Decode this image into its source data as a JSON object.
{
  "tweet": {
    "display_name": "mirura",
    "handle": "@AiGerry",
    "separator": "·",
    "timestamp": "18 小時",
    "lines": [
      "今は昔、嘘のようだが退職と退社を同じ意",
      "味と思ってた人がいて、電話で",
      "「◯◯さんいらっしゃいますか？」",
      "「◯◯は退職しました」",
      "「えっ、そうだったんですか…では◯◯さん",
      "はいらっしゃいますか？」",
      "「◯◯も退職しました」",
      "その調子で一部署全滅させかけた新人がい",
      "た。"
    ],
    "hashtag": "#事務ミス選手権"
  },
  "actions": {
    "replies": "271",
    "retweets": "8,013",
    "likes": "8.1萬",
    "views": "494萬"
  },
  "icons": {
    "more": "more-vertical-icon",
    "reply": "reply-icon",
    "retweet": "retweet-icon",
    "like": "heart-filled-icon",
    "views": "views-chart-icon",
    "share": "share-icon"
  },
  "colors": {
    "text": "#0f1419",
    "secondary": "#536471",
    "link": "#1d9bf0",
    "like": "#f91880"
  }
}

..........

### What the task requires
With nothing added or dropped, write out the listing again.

### Final answer
Decode this image into its source data as a JSON object.
{
  "tweet": {
    "display_name": "mirura",
    "handle": "@AiGerry",
    "separator": "·",
    "timestamp": "18 小時",
    "lines": [
      "今は昔、嘘のようだが退職と退社を同じ意",
      "味と思ってた人がいて、電話で",
      "「◯◯さんいらっしゃいますか？」",
      "「◯◯は退職しました」",
      "「えっ、そうだったんですか…では◯◯さん",
      "はいらっしゃいますか？」",
      "「◯◯も退職しました」",
      "その調子で一部署全滅させかけた新人がい",
      "た。"
    ],
    "hashtag": "#事務ミス選手権"
  },
  "actions": {
    "replies": "271",
    "retweets": "8,013",
    "likes": "8.1萬",
    "views": "494萬"
  },
  "icons": {
    "more": "more-vertical-icon",
    "reply": "reply-icon",
    "retweet": "retweet-icon",
    "like": "heart-filled-icon",
    "views": "views-chart-icon",
    "share": "share-icon"
  },
  "colors": {
    "text": "#0f1419",
    "secondary": "#536471",
    "link": "#1d9bf0",
    "like": "#f91880"
  }
}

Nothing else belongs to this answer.